He adds though that it is not just a failure of vision, it's also an inability to provide the technological underpinnings that new data services need.

"It's a vicious circle," he says. "The operator launches a half-baked, rushed or inadequately resourced service, customers try it but are disappointed, so the service fails, and the operator claims it's because customers don't want that service.

"A lot of network operators think about operating a network, not delivering a service. Just because the network says it's working doesn't mean the users are able to use it."

Of course, he has an axe to grind - Actix sells software that helps operators optimise the performance of GSM and 3G wireless infrastructures. But that means the operators' lack of vision frustrates him just as much as it infuriates those of us who would like sensibly-tariffed data services, for example.

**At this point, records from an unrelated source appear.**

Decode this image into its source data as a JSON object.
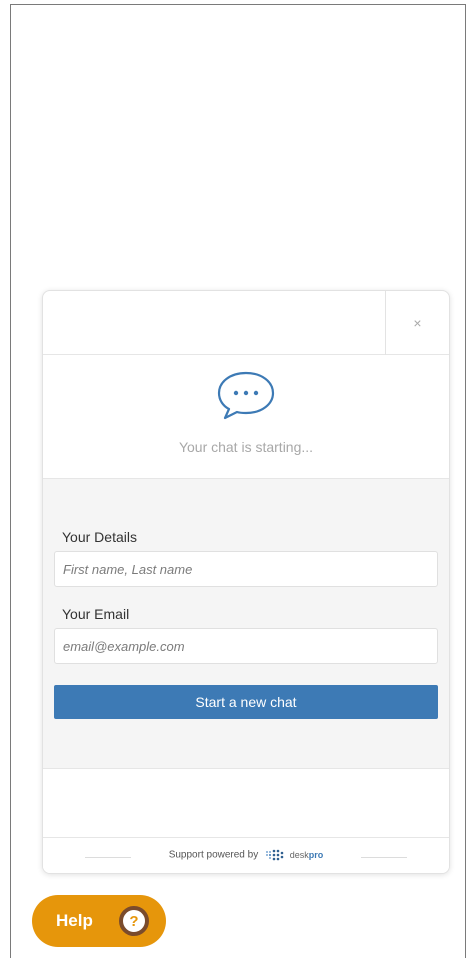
{
  "widget": {
    "close_symbol": "×",
    "status_text": "Your chat is starting...",
    "chat_icon": "speech-bubble-ellipsis-icon",
    "form": {
      "details_label": "Your Details",
      "details_placeholder": "First name, Last name",
      "email_label": "Your Email",
      "email_placeholder": "email@example.com",
      "submit_label": "Start a new chat"
    },
    "footer": {
      "powered_text": "Support powered by",
      "brand_part1": "desk",
      "brand_part2": "pro"
    }
  },
  "help_button": {
    "label": "Help",
    "icon_glyph": "?"
  },
  "colors": {
    "accent": "#3d7ab5",
    "help_orange": "#e6960b",
    "help_icon_ring": "#7a4b2c",
    "form_background": "#f5f5f5"
  }
}
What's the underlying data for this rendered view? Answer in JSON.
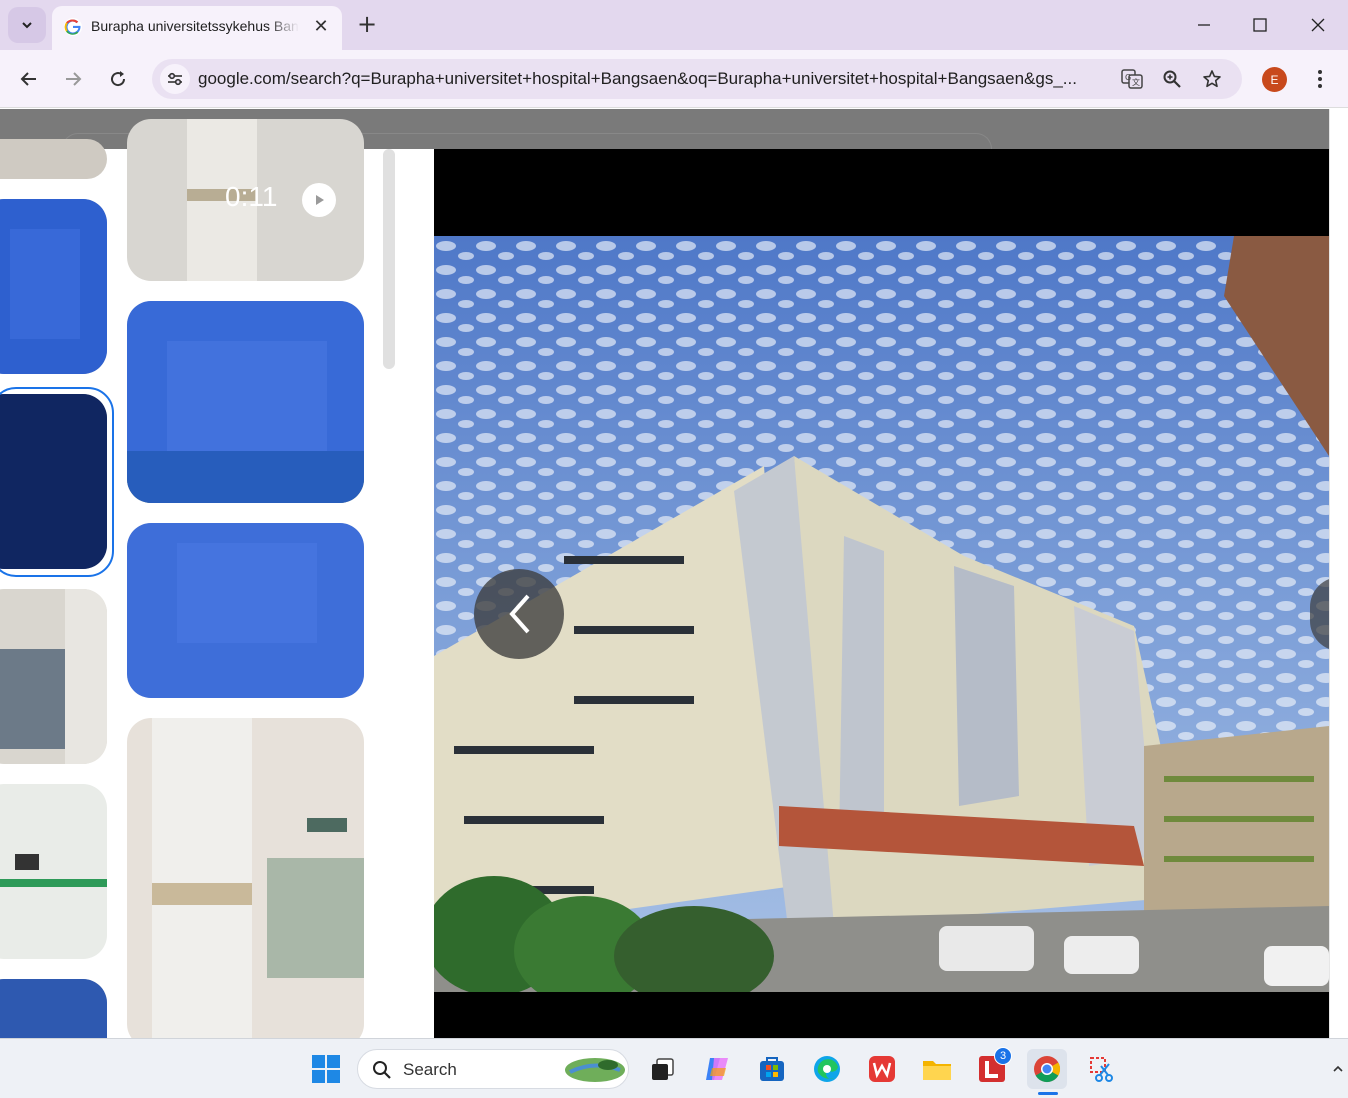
{
  "browser": {
    "tab_title": "Burapha universitetssykehus Bangsaen",
    "tab_close": "✕",
    "new_tab": "+",
    "url": "google.com/search?q=Burapha+universitet+hospital+Bangsaen&oq=Burapha+universitet+hospital+Bangsaen&gs_...",
    "profile_initial": "E"
  },
  "viewer": {
    "video_duration": "0:11"
  },
  "taskbar": {
    "search_label": "Search",
    "notification_count": "3"
  },
  "colors": {
    "tabbar_bg": "#e3d8ee",
    "toolbar_bg": "#f7f2fb",
    "thumb_overlay": "#1854dc",
    "selection_ring": "#1a73e8",
    "profile_avatar": "#c8491c"
  }
}
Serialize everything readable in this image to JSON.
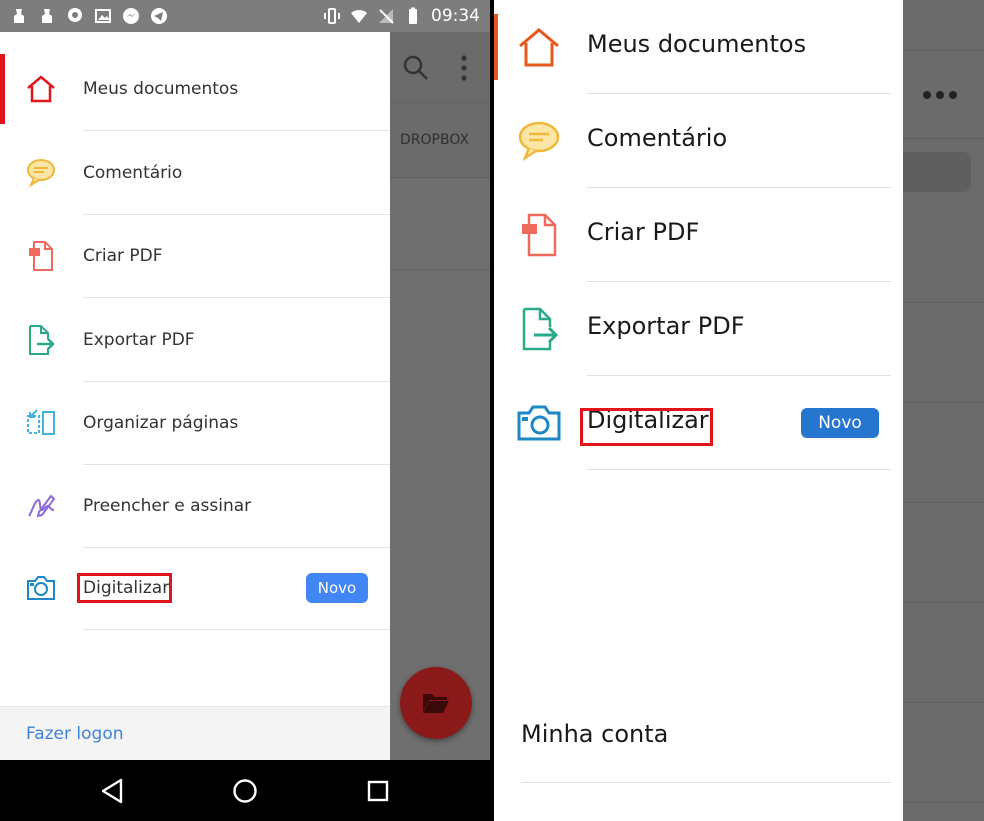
{
  "left": {
    "statusbar": {
      "time": "09:34"
    },
    "behind": {
      "tab_label": "DROPBOX"
    },
    "menu": [
      {
        "label": "Meus documentos",
        "icon": "home-icon"
      },
      {
        "label": "Comentário",
        "icon": "comment-icon"
      },
      {
        "label": "Criar PDF",
        "icon": "create-pdf-icon"
      },
      {
        "label": "Exportar PDF",
        "icon": "export-pdf-icon"
      },
      {
        "label": "Organizar páginas",
        "icon": "organize-pages-icon"
      },
      {
        "label": "Preencher e assinar",
        "icon": "fill-sign-icon"
      },
      {
        "label": "Digitalizar",
        "icon": "camera-icon",
        "badge": "Novo"
      }
    ],
    "footer": {
      "login": "Fazer logon"
    }
  },
  "right": {
    "menu": [
      {
        "label": "Meus documentos",
        "icon": "home-icon"
      },
      {
        "label": "Comentário",
        "icon": "comment-icon"
      },
      {
        "label": "Criar PDF",
        "icon": "create-pdf-icon"
      },
      {
        "label": "Exportar PDF",
        "icon": "export-pdf-icon"
      },
      {
        "label": "Digitalizar",
        "icon": "camera-icon",
        "badge": "Novo"
      }
    ],
    "account": "Minha conta"
  },
  "colors": {
    "accent_red": "#e2131a",
    "accent_orange": "#e8571b",
    "badge_blue_android": "#4285f4",
    "badge_blue_ios": "#2676d0",
    "link_blue": "#3f83d8"
  }
}
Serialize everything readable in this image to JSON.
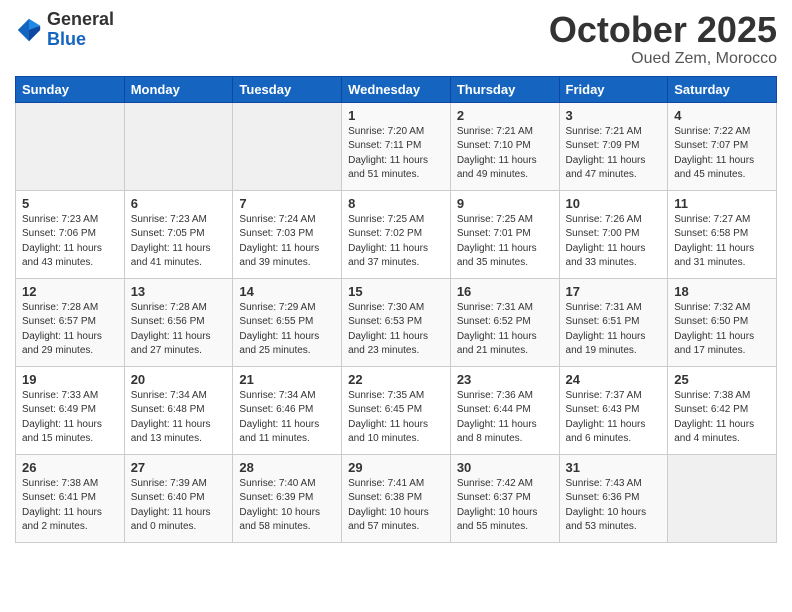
{
  "header": {
    "logo_general": "General",
    "logo_blue": "Blue",
    "month": "October 2025",
    "location": "Oued Zem, Morocco"
  },
  "days_of_week": [
    "Sunday",
    "Monday",
    "Tuesday",
    "Wednesday",
    "Thursday",
    "Friday",
    "Saturday"
  ],
  "weeks": [
    [
      {
        "day": "",
        "info": ""
      },
      {
        "day": "",
        "info": ""
      },
      {
        "day": "",
        "info": ""
      },
      {
        "day": "1",
        "info": "Sunrise: 7:20 AM\nSunset: 7:11 PM\nDaylight: 11 hours\nand 51 minutes."
      },
      {
        "day": "2",
        "info": "Sunrise: 7:21 AM\nSunset: 7:10 PM\nDaylight: 11 hours\nand 49 minutes."
      },
      {
        "day": "3",
        "info": "Sunrise: 7:21 AM\nSunset: 7:09 PM\nDaylight: 11 hours\nand 47 minutes."
      },
      {
        "day": "4",
        "info": "Sunrise: 7:22 AM\nSunset: 7:07 PM\nDaylight: 11 hours\nand 45 minutes."
      }
    ],
    [
      {
        "day": "5",
        "info": "Sunrise: 7:23 AM\nSunset: 7:06 PM\nDaylight: 11 hours\nand 43 minutes."
      },
      {
        "day": "6",
        "info": "Sunrise: 7:23 AM\nSunset: 7:05 PM\nDaylight: 11 hours\nand 41 minutes."
      },
      {
        "day": "7",
        "info": "Sunrise: 7:24 AM\nSunset: 7:03 PM\nDaylight: 11 hours\nand 39 minutes."
      },
      {
        "day": "8",
        "info": "Sunrise: 7:25 AM\nSunset: 7:02 PM\nDaylight: 11 hours\nand 37 minutes."
      },
      {
        "day": "9",
        "info": "Sunrise: 7:25 AM\nSunset: 7:01 PM\nDaylight: 11 hours\nand 35 minutes."
      },
      {
        "day": "10",
        "info": "Sunrise: 7:26 AM\nSunset: 7:00 PM\nDaylight: 11 hours\nand 33 minutes."
      },
      {
        "day": "11",
        "info": "Sunrise: 7:27 AM\nSunset: 6:58 PM\nDaylight: 11 hours\nand 31 minutes."
      }
    ],
    [
      {
        "day": "12",
        "info": "Sunrise: 7:28 AM\nSunset: 6:57 PM\nDaylight: 11 hours\nand 29 minutes."
      },
      {
        "day": "13",
        "info": "Sunrise: 7:28 AM\nSunset: 6:56 PM\nDaylight: 11 hours\nand 27 minutes."
      },
      {
        "day": "14",
        "info": "Sunrise: 7:29 AM\nSunset: 6:55 PM\nDaylight: 11 hours\nand 25 minutes."
      },
      {
        "day": "15",
        "info": "Sunrise: 7:30 AM\nSunset: 6:53 PM\nDaylight: 11 hours\nand 23 minutes."
      },
      {
        "day": "16",
        "info": "Sunrise: 7:31 AM\nSunset: 6:52 PM\nDaylight: 11 hours\nand 21 minutes."
      },
      {
        "day": "17",
        "info": "Sunrise: 7:31 AM\nSunset: 6:51 PM\nDaylight: 11 hours\nand 19 minutes."
      },
      {
        "day": "18",
        "info": "Sunrise: 7:32 AM\nSunset: 6:50 PM\nDaylight: 11 hours\nand 17 minutes."
      }
    ],
    [
      {
        "day": "19",
        "info": "Sunrise: 7:33 AM\nSunset: 6:49 PM\nDaylight: 11 hours\nand 15 minutes."
      },
      {
        "day": "20",
        "info": "Sunrise: 7:34 AM\nSunset: 6:48 PM\nDaylight: 11 hours\nand 13 minutes."
      },
      {
        "day": "21",
        "info": "Sunrise: 7:34 AM\nSunset: 6:46 PM\nDaylight: 11 hours\nand 11 minutes."
      },
      {
        "day": "22",
        "info": "Sunrise: 7:35 AM\nSunset: 6:45 PM\nDaylight: 11 hours\nand 10 minutes."
      },
      {
        "day": "23",
        "info": "Sunrise: 7:36 AM\nSunset: 6:44 PM\nDaylight: 11 hours\nand 8 minutes."
      },
      {
        "day": "24",
        "info": "Sunrise: 7:37 AM\nSunset: 6:43 PM\nDaylight: 11 hours\nand 6 minutes."
      },
      {
        "day": "25",
        "info": "Sunrise: 7:38 AM\nSunset: 6:42 PM\nDaylight: 11 hours\nand 4 minutes."
      }
    ],
    [
      {
        "day": "26",
        "info": "Sunrise: 7:38 AM\nSunset: 6:41 PM\nDaylight: 11 hours\nand 2 minutes."
      },
      {
        "day": "27",
        "info": "Sunrise: 7:39 AM\nSunset: 6:40 PM\nDaylight: 11 hours\nand 0 minutes."
      },
      {
        "day": "28",
        "info": "Sunrise: 7:40 AM\nSunset: 6:39 PM\nDaylight: 10 hours\nand 58 minutes."
      },
      {
        "day": "29",
        "info": "Sunrise: 7:41 AM\nSunset: 6:38 PM\nDaylight: 10 hours\nand 57 minutes."
      },
      {
        "day": "30",
        "info": "Sunrise: 7:42 AM\nSunset: 6:37 PM\nDaylight: 10 hours\nand 55 minutes."
      },
      {
        "day": "31",
        "info": "Sunrise: 7:43 AM\nSunset: 6:36 PM\nDaylight: 10 hours\nand 53 minutes."
      },
      {
        "day": "",
        "info": ""
      }
    ]
  ]
}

"You can make a network perform better," he explains, "but you need to know how you want to improve it, for example do you want it for bursty data or streaming data?

"Ultimately, it goes to self-adapting networks - that's our goal. The key to it though is knowing what you're aiming for. For example, on a 3G network it's a balancing act between voice and data users, and between different kinds of data, as they all have different characteristics.

"So you could optimise for high speed data but at the expense of coverage, because to get the data you have to shrink the cells. It's not really practical to do it dynamically but you could do it proactively, based on daily traffic trends, say - some operators do that already."

The problem is of course that you still need to convince the mobile network operators to put management effort into developing those new revenue streams, and that looks hard to do - for now, too many of them are only interested in using wireless performance engineering to cut costs so they can offer yet more voice minutes per month.

Dobson points out that it is possible to build working data services, if an operator has the vision - and the economies of scale.

"This stagnation is mainly a European issue," he says. "The US operators now have a lot more scale after three to four years of consolidation - Cingular and Verizon have 50 million subscribers each."

He adds, "If the 3 X-Series programme is successful, customers might vote with their feet. I'm hoping it will ignite some activity in this field."